Images courtesy of aNna Seravalli and Malmö University



  1. Compelling story. Very creative approaches here.
    A big yes to the observation that “It’s not enough to have a bunch of designers. You need people from different backgrounds.”
    As an agency seeking better, more durable design solutions for classrooms in refugee camp settings, it would be wonderful to see a team of educators, refugee families (including children), refugee agencies, and designers work together to design the most functional, conducive, safe, secure and environmentally sound structures that can capture solar energy, rain water to be a learning center – an oasis of peace, hope and calm – in the middle of the chaos and uncertain prospects for refugee children. A place where they can be kids with other kids and continue their learning for a more secure future for life after the camp. I am interested in feedback from anyone turned on by this concept.

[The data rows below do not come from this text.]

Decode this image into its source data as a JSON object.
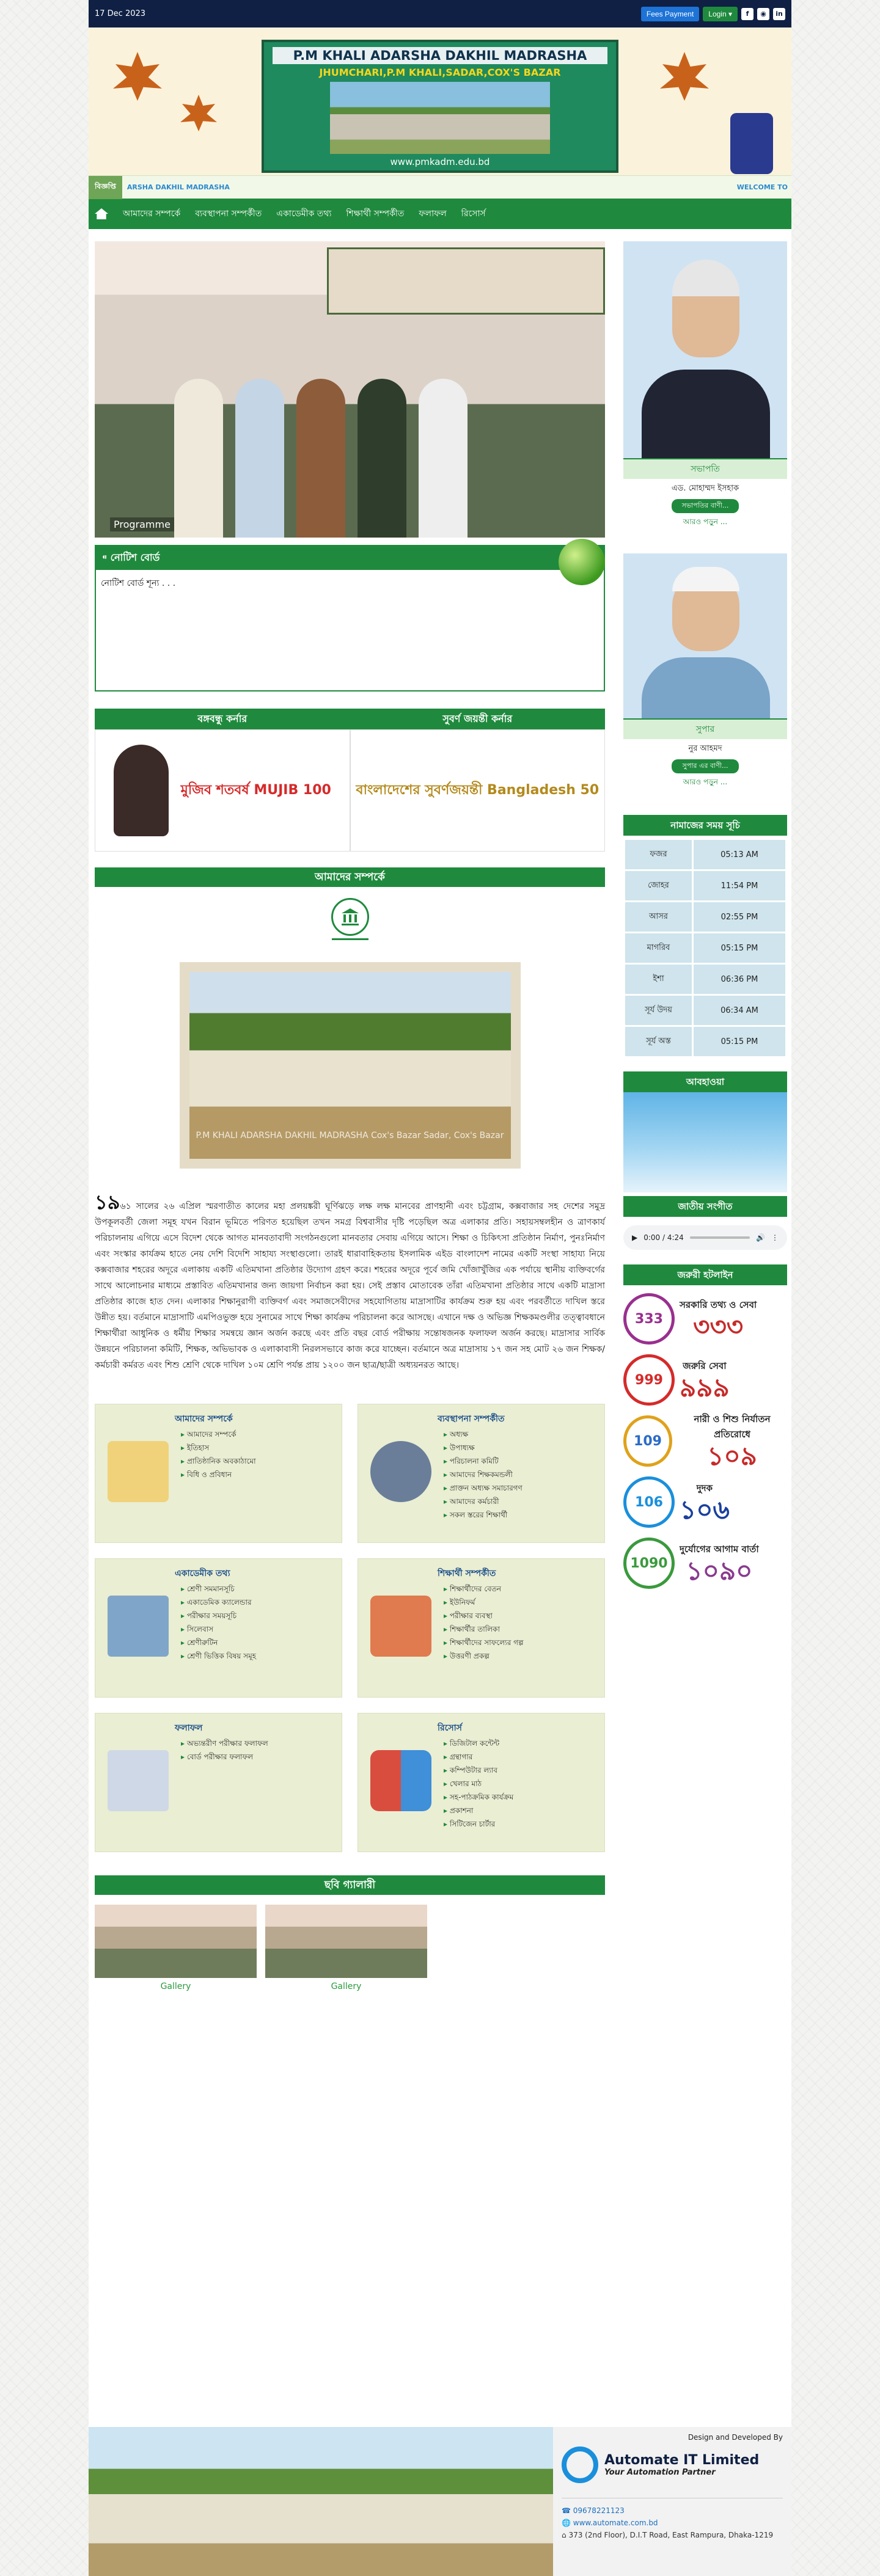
{
  "topbar": {
    "date": "17 Dec 2023",
    "fees_label": "Fees Payment",
    "login_label": "Login ▾",
    "social": [
      "f",
      "◉",
      "in"
    ]
  },
  "banner": {
    "title": "P.M KHALI ADARSHA DAKHIL MADRASHA",
    "subtitle": "JHUMCHARI,P.M KHALI,SADAR,COX'S BAZAR",
    "url": "www.pmkadm.edu.bd"
  },
  "ticker": {
    "label": "বিজ্ঞপ্তি",
    "left_text": "ARSHA DAKHIL MADRASHA",
    "right_text": "WELCOME TO"
  },
  "nav": [
    "আমাদের সম্পর্কে",
    "ব্যবস্থাপনা সম্পর্কীত",
    "একাডেমীক তথ্য",
    "শিক্ষার্থী সম্পর্কীত",
    "ফলাফল",
    "রিসোর্স"
  ],
  "slider": {
    "caption": "Programme"
  },
  "notice": {
    "title": "নোটিশ বোর্ড",
    "empty": "নোটিশ বোর্ড শূন্য . . ."
  },
  "corners": {
    "left_title": "বঙ্গবন্ধু কর্নার",
    "right_title": "সুবর্ণ জয়ন্তী কর্নার",
    "left_logo": "মুজিব শতবর্ষ MUJIB 100",
    "right_logo": "বাংলাদেশের সুবর্ণজয়ন্তী Bangladesh 50"
  },
  "about": {
    "title": "আমাদের সম্পর্কে",
    "photo_caption": "P.M KHALI ADARSHA DAKHIL MADRASHA Cox's Bazar Sadar, Cox's Bazar",
    "first": "১৯",
    "text": "৬১ সালের ২৬ এপ্রিল স্মরণাতীত কালের মহা প্রলয়ঙ্করী ঘূর্ণিঝড়ে লক্ষ লক্ষ মানবের প্রাণহানী এবং চট্টগ্রাম, কক্সবাজার সহ দেশের সমুদ্র উপকূলবর্তী জেলা সমূহ যখন বিরান ভূমিতে পরিণত হয়েছিল তখন সমগ্র বিশ্ববাসীর দৃষ্টি পড়েছিল অত্র এলাকার প্রতি। সহায়সম্বলহীন ও ত্রাণকার্য পরিচালনায় এগিয়ে এসে বিদেশ থেকে আগত মানবতাবাদী সংগঠনগুলো মানবতার সেবায় এগিয়ে আসে। শিক্ষা ও চিকিৎসা প্রতিষ্ঠান নির্মাণ, পুনঃনির্মাণ এবং সংস্কার কার্যক্রম হাতে নেয় দেশি বিদেশি সাহায্য সংস্থাগুলো। তারই ধারাবাহিকতায় ইসলামিক এইড বাংলাদেশ নামের একটি সংস্থা সাহায্য নিয়ে কক্সবাজার শহরের অদূরে এলাকায় একটি এতিমখানা প্রতিষ্ঠার উদ্যোগ গ্রহণ করে। শহরের অদূরে পূর্বে জমি খোঁজাখুঁজির এক পর্যায়ে স্থানীয় ব্যক্তিবর্গের সাথে আলোচনার মাধ্যমে প্রস্তাবিত এতিমখানার জন্য জায়গা নির্বাচন করা হয়। সেই প্রস্তাব মোতাবেক তাঁরা এতিমখানা প্রতিষ্ঠার সাথে একটি মাদ্রাসা প্রতিষ্ঠার কাজে হাত দেন। এলাকার শিক্ষানুরাগী ব্যক্তিবর্গ এবং সমাজসেবীদের সহযোগিতায় মাদ্রাসাটির কার্যক্রম শুরু হয় এবং পরবর্তীতে দাখিল স্তরে উন্নীত হয়। বর্তমানে মাদ্রাসাটি এমপিওভুক্ত হয়ে সুনামের সাথে শিক্ষা কার্যক্রম পরিচালনা করে আসছে। এখানে দক্ষ ও অভিজ্ঞ শিক্ষকমণ্ডলীর তত্ত্বাবধানে শিক্ষার্থীরা আধুনিক ও ধর্মীয় শিক্ষার সমন্বয়ে জ্ঞান অর্জন করছে এবং প্রতি বছর বোর্ড পরীক্ষায় সন্তোষজনক ফলাফল অর্জন করছে। মাদ্রাসার সার্বিক উন্নয়নে পরিচালনা কমিটি, শিক্ষক, অভিভাবক ও এলাকাবাসী নিরলসভাবে কাজ করে যাচ্ছেন। বর্তমানে অত্র মাদ্রাসায় ১৭ জন সহ মোট ২৬ জন শিক্ষক/কর্মচারী কর্মরত এবং শিশু শ্রেণি থেকে দাখিল ১০ম শ্রেণি পর্যন্ত প্রায় ১২০০ জন ছাত্র/ছাত্রী অধ্যয়নরত আছে।"
  },
  "cards": [
    {
      "title": "আমাদের সম্পর্কে",
      "items": [
        "আমাদের সম্পর্কে",
        "ইতিহাস",
        "প্রাতিষ্ঠানিক অবকাঠামো",
        "বিধি ও প্রবিধান"
      ]
    },
    {
      "title": "ব্যবস্থাপনা সম্পর্কীত",
      "items": [
        "অধ্যক্ষ",
        "উপাধ্যক্ষ",
        "পরিচালনা কমিটি",
        "আমাদের শিক্ষকমন্ডলী",
        "প্রাক্তন অধ্যক্ষ সমাচারগণ",
        "আমাদের কর্মচারী",
        "সকল স্তরের শিক্ষার্থী"
      ]
    },
    {
      "title": "একাডেমীক তথ্য",
      "items": [
        "শ্রেণী সমমানসূচি",
        "একাডেমিক ক্যালেন্ডার",
        "পরীক্ষার সময়সূচি",
        "সিলেবাস",
        "শ্রেণীরুটিন",
        "শ্রেণী ভিত্তিক বিষয় সমূহ"
      ]
    },
    {
      "title": "শিক্ষার্থী সম্পর্কীত",
      "items": [
        "শিক্ষার্থীদের বেতন",
        "ইউনিফর্ম",
        "পরীক্ষার ব্যবস্থা",
        "শিক্ষার্থীর তালিকা",
        "শিক্ষার্থীদের সাফল্যের গল্প",
        "উত্তরণী প্রকল্প"
      ]
    },
    {
      "title": "ফলাফল",
      "items": [
        "অভ্যন্তরীণ পরীক্ষার ফলাফল",
        "বোর্ড পরীক্ষার ফলাফল"
      ]
    },
    {
      "title": "রিসোর্স",
      "items": [
        "ডিজিটাল কন্টেন্ট",
        "গ্রন্থাগার",
        "কম্পিউটার ল্যাব",
        "খেলার মাঠ",
        "সহ-পাঠক্রমিক কার্যক্রম",
        "প্রকাশনা",
        "সিটিজেন চার্টার"
      ]
    }
  ],
  "gallery": {
    "title": "ছবি গ্যালারী",
    "items": [
      "Gallery",
      "Gallery"
    ]
  },
  "sidebar": {
    "president": {
      "role": "সভাপতি",
      "name": "এড. মোহাম্মদ ইসহাক",
      "pill": "সভাপতির বাণী...",
      "more": "আরও পড়ুন ..."
    },
    "super": {
      "role": "সুপার",
      "name": "নুর আহমদ",
      "pill": "সুপার এর বাণী...",
      "more": "আরও পড়ুন ..."
    },
    "prayer_title": "নামাজের সময় সূচি",
    "prayer": [
      [
        "ফজর",
        "05:13 AM"
      ],
      [
        "জোহর",
        "11:54 PM"
      ],
      [
        "আসর",
        "02:55 PM"
      ],
      [
        "মাগরিব",
        "05:15 PM"
      ],
      [
        "ইশা",
        "06:36 PM"
      ],
      [
        "সূর্য উদয়",
        "06:34 AM"
      ],
      [
        "সূর্য অস্ত",
        "05:15 PM"
      ]
    ],
    "weather_title": "আবহাওয়া",
    "anthem_title": "জাতীয় সংগীত",
    "audio_time": "0:00 / 4:24",
    "help_title": "জরুরী হটলাইন",
    "hotlines": [
      {
        "label": "সরকারি তথ্য ও সেবা",
        "num": "৩৩৩",
        "icon": "333"
      },
      {
        "label": "জরুরি সেবা",
        "num": "৯৯৯",
        "icon": "999"
      },
      {
        "label": "নারী ও শিশু নির্যাতন প্রতিরোধে",
        "num": "১০৯",
        "icon": "109"
      },
      {
        "label": "দুদক",
        "num": "১০৬",
        "icon": "106"
      },
      {
        "label": "দুর্যোগের আগাম বার্তা",
        "num": "১০৯০",
        "icon": "1090"
      }
    ]
  },
  "footer": {
    "design_label": "Design and Developed By",
    "company": "Automate IT Limited",
    "tagline": "Your Automation Partner",
    "phone": "09678221123",
    "site": "www.automate.com.bd",
    "address": "373 (2nd Floor), D.I.T Road, East Rampura, Dhaka-1219"
  }
}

  2. I am glad that I visited your website. I believe we live in an environment where it is important to understand the other cultures within their own realities. Many problems we live today from political to design are for the most part due to the lack of understanding of other cultures or just others – next door – (The Shon’s deep desire to write about the “Organizational Learning” is just great).
    I am happy to learn about the contributions of Shon thru “Reflective Practice” with your institution’s help. Thank you Malmo, thank you professor Donald Alan Schön.

Leave a Reply

Continue With More Articles in This Feature

Our New Feature Series: “Shaping Design Through Education”

October 14, 2015
Design and education are both, in a sense, about the shaping of things. The lines and contours of our built environment, the elegant curves of our diagrams, the molding of minds. Perhaps what they share... Read More

Impact Education Around The World: The African Design Center

October 28, 2015
Five years ago, Christian Benimana looked all around him and saw disaster. Born and raised in Rwanda, Benimana had just returned to his native country after finishing his architecture studies abroad. What he found was... Read More

The Promise of Transition Design: An Interview with Terry Irwin

November 11, 2015
Terry Irwin is Head of School of Design at Carnegie Mellon University and has been teaching at the university level since 1986. A practicing designer for over 40 years, her studies in living systems convinced... Read More

The Future of Impact Design Education

October 14, 2015
Few of us today have a degree in “impact design,” “social design,” or “public interest design;” though a few of us who are now students may be studying exactly those subjects, some even in degree... Read More

What The Maker Movement Needs To Learn

November 18, 2015
  Vincent Purcell is a Baltimore-based maker who teaches about making culture at the Maryland Institute College of Art. He currently serves as an Open Society Institute-Baltimore Community Fellow, where his work centers on the... Read More

Open Secret: An Interview with John Bielenberg

December 16, 2015
Open Secret: An Interview with John Bielenberg John Bielenberg is a designer, entrepreneur, and imaginative advocate for creating a better world through the application of “Thinking Wrong”. In 2003, he created Project M, an immersive... Read More

The Trailblazers – How Students Are Learning To Make Impact Design Better

December 23, 2015
Social impact is something that many fields work towards, and in some respects, designers are actually late to the game. Disciplines like public health, social work, and international development have long been pursuing the same... Read More

Empathy Is Our Compass – The Power of Design Futures

December 30, 2015
For years, students across the country have been frustrated by the lack of real educational opportunities in community-engaged design. While a handful of programs are gradually emerging to fill that demand, the problem of access... Read More